▶ [PROBLEM DETAILS]
Could you set down every entry exactly as it stands, without the images?

(Web page and app entries)
════════════════════
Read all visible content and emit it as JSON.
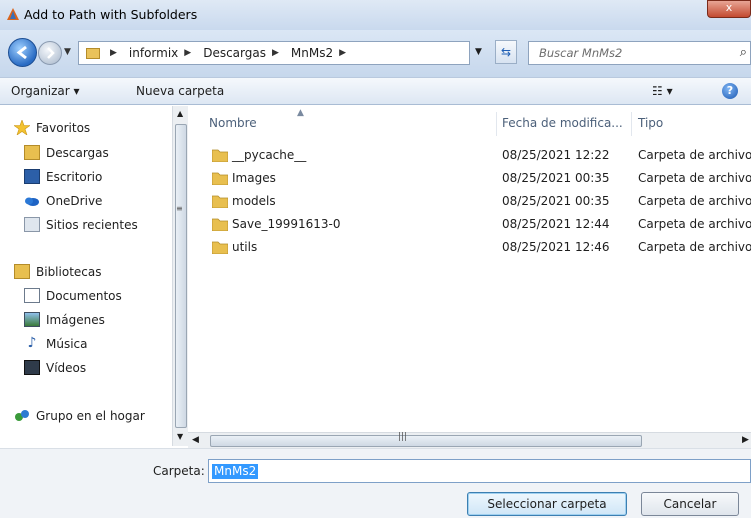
{
  "window": {
    "title": "Add to Path with Subfolders",
    "close_glyph": "x"
  },
  "address_bar": {
    "crumbs": [
      "informix",
      "Descargas",
      "MnMs2"
    ],
    "search_placeholder": "Buscar MnMs2"
  },
  "toolbar": {
    "organize_label": "Organizar ▾",
    "new_folder_label": "Nueva carpeta",
    "views_glyph": "☷ ▾",
    "help_glyph": "?"
  },
  "nav_pane": {
    "favorites_label": "Favoritos",
    "favorites": [
      "Descargas",
      "Escritorio",
      "OneDrive",
      "Sitios recientes"
    ],
    "libraries_label": "Bibliotecas",
    "libraries": [
      "Documentos",
      "Imágenes",
      "Música",
      "Vídeos"
    ],
    "homegroup_label": "Grupo en el hogar"
  },
  "file_list": {
    "columns": {
      "name": "Nombre",
      "date": "Fecha de modifica...",
      "type": "Tipo"
    },
    "rows": [
      {
        "name": "__pycache__",
        "date": "08/25/2021 12:22",
        "type": "Carpeta de archivos"
      },
      {
        "name": "Images",
        "date": "08/25/2021 00:35",
        "type": "Carpeta de archivos"
      },
      {
        "name": "models",
        "date": "08/25/2021 00:35",
        "type": "Carpeta de archivos"
      },
      {
        "name": "Save_19991613-0",
        "date": "08/25/2021 12:44",
        "type": "Carpeta de archivos"
      },
      {
        "name": "utils",
        "date": "08/25/2021 12:46",
        "type": "Carpeta de archivos"
      }
    ]
  },
  "footer": {
    "folder_label": "Carpeta:",
    "folder_value": "MnMs2",
    "select_button": "Seleccionar carpeta",
    "cancel_button": "Cancelar"
  },
  "colors": {
    "folder_yellow": "#e8bf4f",
    "selection_blue": "#3399ff",
    "accent": "#2a6cc4"
  },
  "icons": [
    "app-icon",
    "back-arrow-icon",
    "forward-arrow-icon",
    "folder-icon",
    "refresh-icon",
    "search-icon",
    "help-icon",
    "star-icon",
    "library-icon",
    "onedrive-icon",
    "homegroup-icon"
  ]
}
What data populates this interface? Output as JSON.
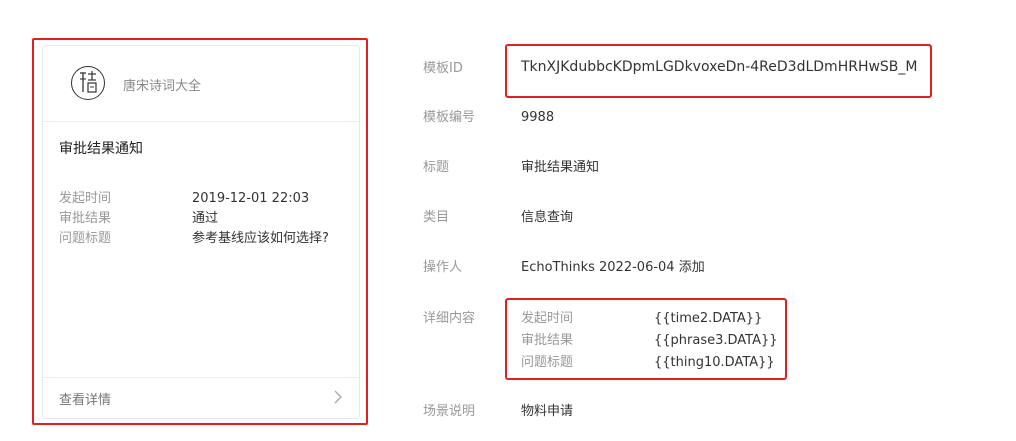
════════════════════
▶ [EXERCISE RESULT]
Read all visible content and emit it as JSON.
{
  "window": {
    "title": "Add to Path with Subfolders",
    "close_glyph": "x"
  },
  "address_bar": {
    "crumbs": [
      "informix",
      "Descargas",
      "MnMs2"
    ],
    "search_placeholder": "Buscar MnMs2"
  },
  "toolbar": {
    "organize_label": "Organizar ▾",
    "new_folder_label": "Nueva carpeta",
    "views_glyph": "☷ ▾",
    "help_glyph": "?"
  },
  "nav_pane": {
    "favorites_label": "Favoritos",
    "favorites": [
      "Descargas",
      "Escritorio",
      "OneDrive",
      "Sitios recientes"
    ],
    "libraries_label": "Bibliotecas",
    "libraries": [
      "Documentos",
      "Imágenes",
      "Música",
      "Vídeos"
    ],
    "homegroup_label": "Grupo en el hogar"
  },
  "file_list": {
    "columns": {
      "name": "Nombre",
      "date": "Fecha de modifica...",
      "type": "Tipo"
    },
    "rows": [
      {
        "name": "__pycache__",
        "date": "08/25/2021 12:22",
        "type": "Carpeta de archivos"
      },
      {
        "name": "Images",
        "date": "08/25/2021 00:35",
        "type": "Carpeta de archivos"
      },
      {
        "name": "models",
        "date": "08/25/2021 00:35",
        "type": "Carpeta de archivos"
      },
      {
        "name": "Save_19991613-0",
        "date": "08/25/2021 12:44",
        "type": "Carpeta de archivos"
      },
      {
        "name": "utils",
        "date": "08/25/2021 12:46",
        "type": "Carpeta de archivos"
      }
    ]
  },
  "footer": {
    "folder_label": "Carpeta:",
    "folder_value": "MnMs2",
    "select_button": "Seleccionar carpeta",
    "cancel_button": "Cancelar"
  },
  "colors": {
    "folder_yellow": "#e8bf4f",
    "selection_blue": "#3399ff",
    "accent": "#2a6cc4"
  },
  "icons": [
    "app-icon",
    "back-arrow-icon",
    "forward-arrow-icon",
    "folder-icon",
    "refresh-icon",
    "search-icon",
    "help-icon",
    "star-icon",
    "library-icon",
    "onedrive-icon",
    "homegroup-icon"
  ]
}
What data populates this interface? Output as JSON.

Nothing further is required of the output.